View of the 1944 eruption from Pompei
(Full picture JPEG: 52K) This view is from the modern town of Pompei (adjacent to the excavations of the Ancient Roman city) towards Vesuvio on 24 March 1944. The dense ash plume is being thrown up in pulses and then driven towards W. The main fallout during the 1944 eruption, however, affected areas on the E side of the volcano around Terzigno where the ash cover is still visible. Photo is from Imbó (1949). The church tower is of the Santuario of Pompei. The irregular black lines in the center are artefacts or damage of the original photo.
Small pyroclastic flows of the 1944 eruption
(Full picture JPEG: 120K) Sequence of aerial views of hot avalanches descending the erupting cone of Vesuvio during the 1944 eruption. The avalanches were described by Imbó (1949) as "glowing clouds". They reached only the base of the active cone and left conspicuous tongue-shaped lobes (see the photo at the bottom of this page). View is from the W on 24 March 1944.
Color photo of Vesuvio in eruption, 1944
(Full picture JPEG: 144K) Vesuvio in eruption, March 1944, seen from Napoli. Taken during the culminating explosive stage of the most recent eruption to date when thousands of residents had to be moved away temporarily. Allied troops had to cope with tephra fallout severely hampering use of aircraft during this decisive stage of WW-II in Italy. This rare color photo was taken from the Time Life book "Volcano".
Cone and crater of Vesuvio after the 1944 eruption
(Full picture JPEG: 66K) Aerial view of the Somma-Vesuvio complex from the SW, taken no more than 10 years after the 1944 eruption. The 1944 crater gapes at the top of the historically active "Gran Cono" while the major lava flow of the 1944 eruption is visible in the upper left corner, at the base of the steep caldera wall of Monte Somma.

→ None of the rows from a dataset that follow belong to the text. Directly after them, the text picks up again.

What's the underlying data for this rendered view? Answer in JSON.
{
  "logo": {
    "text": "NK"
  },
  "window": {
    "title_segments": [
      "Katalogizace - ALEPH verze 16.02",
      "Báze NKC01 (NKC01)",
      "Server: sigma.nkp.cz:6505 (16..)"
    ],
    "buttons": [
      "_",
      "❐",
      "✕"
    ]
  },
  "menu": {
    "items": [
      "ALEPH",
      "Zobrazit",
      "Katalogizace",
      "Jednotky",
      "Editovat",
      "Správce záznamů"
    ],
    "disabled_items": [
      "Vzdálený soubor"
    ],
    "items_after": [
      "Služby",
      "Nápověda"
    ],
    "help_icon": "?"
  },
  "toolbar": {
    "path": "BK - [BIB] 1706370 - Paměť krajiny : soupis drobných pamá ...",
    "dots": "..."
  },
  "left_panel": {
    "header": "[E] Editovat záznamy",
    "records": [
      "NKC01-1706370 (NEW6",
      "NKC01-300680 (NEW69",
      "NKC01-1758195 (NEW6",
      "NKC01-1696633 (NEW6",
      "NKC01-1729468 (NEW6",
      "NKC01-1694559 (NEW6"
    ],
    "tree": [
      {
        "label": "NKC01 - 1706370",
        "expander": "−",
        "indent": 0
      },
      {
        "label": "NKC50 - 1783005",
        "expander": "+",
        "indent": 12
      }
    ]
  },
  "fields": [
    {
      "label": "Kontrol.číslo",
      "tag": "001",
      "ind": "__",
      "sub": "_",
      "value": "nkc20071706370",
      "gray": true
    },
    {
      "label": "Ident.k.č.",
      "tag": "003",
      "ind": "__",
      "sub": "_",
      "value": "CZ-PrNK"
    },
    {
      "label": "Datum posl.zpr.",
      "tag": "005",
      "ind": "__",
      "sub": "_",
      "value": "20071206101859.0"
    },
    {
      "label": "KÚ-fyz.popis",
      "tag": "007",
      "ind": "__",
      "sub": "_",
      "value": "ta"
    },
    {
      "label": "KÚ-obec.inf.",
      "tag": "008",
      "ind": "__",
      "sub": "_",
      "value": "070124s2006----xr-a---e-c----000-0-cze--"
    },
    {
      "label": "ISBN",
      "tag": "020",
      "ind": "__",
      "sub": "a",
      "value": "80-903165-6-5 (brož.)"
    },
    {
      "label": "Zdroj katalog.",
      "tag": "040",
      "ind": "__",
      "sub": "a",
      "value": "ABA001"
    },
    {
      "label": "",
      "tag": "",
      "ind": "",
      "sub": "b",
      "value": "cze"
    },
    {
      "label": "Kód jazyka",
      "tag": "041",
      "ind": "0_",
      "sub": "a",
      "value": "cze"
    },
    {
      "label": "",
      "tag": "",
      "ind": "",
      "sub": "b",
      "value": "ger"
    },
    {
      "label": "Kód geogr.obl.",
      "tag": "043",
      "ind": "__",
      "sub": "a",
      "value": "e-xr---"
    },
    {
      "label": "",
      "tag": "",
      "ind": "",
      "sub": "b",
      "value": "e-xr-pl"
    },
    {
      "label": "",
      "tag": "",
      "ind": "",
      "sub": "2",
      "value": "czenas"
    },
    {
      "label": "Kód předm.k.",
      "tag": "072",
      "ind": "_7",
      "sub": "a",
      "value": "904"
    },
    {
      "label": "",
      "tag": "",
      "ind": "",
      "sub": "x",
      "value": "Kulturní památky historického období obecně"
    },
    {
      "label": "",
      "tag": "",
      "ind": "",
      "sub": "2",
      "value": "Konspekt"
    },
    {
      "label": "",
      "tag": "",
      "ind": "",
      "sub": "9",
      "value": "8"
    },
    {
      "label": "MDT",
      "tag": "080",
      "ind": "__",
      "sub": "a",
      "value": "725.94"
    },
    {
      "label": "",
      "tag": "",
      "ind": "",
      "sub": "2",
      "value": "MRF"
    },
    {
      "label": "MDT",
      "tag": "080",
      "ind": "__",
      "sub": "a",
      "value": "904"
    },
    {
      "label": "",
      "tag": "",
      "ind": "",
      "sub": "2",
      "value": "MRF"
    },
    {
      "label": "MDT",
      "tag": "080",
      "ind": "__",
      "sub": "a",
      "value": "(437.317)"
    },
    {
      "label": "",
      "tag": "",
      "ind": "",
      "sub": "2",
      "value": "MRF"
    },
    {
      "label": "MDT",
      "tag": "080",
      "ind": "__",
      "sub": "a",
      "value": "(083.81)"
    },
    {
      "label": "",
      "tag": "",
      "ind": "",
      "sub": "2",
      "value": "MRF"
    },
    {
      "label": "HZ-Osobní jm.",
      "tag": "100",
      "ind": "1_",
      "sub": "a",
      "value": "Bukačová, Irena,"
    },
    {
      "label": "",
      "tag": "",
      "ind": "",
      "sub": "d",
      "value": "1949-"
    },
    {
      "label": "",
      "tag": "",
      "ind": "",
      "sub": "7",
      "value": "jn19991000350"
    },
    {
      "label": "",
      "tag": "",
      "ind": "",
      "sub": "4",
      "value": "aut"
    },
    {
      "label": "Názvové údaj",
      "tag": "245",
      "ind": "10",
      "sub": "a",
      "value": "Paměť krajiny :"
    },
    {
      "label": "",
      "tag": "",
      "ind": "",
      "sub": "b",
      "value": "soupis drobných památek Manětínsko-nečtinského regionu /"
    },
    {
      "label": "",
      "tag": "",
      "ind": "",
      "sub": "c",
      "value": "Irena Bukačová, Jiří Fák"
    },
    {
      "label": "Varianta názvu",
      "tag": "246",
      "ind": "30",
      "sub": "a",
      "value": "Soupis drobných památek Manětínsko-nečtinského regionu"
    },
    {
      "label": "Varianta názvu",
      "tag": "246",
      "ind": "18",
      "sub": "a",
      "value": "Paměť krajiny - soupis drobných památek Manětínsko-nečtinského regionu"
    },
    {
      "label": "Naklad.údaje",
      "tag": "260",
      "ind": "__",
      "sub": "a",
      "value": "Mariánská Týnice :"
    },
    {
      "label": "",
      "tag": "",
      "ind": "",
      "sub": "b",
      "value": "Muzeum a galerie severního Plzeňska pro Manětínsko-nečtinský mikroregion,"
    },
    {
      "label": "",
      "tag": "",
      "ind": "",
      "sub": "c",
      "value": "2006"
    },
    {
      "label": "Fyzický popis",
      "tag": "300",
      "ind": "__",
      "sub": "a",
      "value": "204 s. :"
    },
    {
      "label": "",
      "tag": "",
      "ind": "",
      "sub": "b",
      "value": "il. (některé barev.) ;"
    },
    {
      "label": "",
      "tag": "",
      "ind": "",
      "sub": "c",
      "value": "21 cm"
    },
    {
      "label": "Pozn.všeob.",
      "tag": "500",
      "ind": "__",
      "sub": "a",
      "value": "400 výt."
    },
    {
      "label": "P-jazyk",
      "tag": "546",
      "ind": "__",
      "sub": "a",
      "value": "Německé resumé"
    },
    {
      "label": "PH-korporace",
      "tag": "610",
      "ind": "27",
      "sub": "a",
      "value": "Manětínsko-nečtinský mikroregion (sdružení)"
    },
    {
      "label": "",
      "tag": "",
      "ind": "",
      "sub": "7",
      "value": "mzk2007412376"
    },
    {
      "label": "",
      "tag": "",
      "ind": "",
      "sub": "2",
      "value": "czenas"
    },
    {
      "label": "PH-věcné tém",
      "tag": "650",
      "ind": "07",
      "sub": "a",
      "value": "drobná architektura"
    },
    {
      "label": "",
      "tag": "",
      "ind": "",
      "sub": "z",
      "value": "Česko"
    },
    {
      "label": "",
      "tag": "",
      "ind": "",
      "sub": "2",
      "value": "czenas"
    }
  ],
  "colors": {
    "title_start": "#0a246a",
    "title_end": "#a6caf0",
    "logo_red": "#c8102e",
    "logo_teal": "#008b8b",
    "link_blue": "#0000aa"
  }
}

Note the numerous tongue-shaped features on the left base of the cone, these are lobes of pyroclastic avalanches that came down during the 1944 eruption. They have been interpreted as seismically triggered by Hazlett et al. (1991).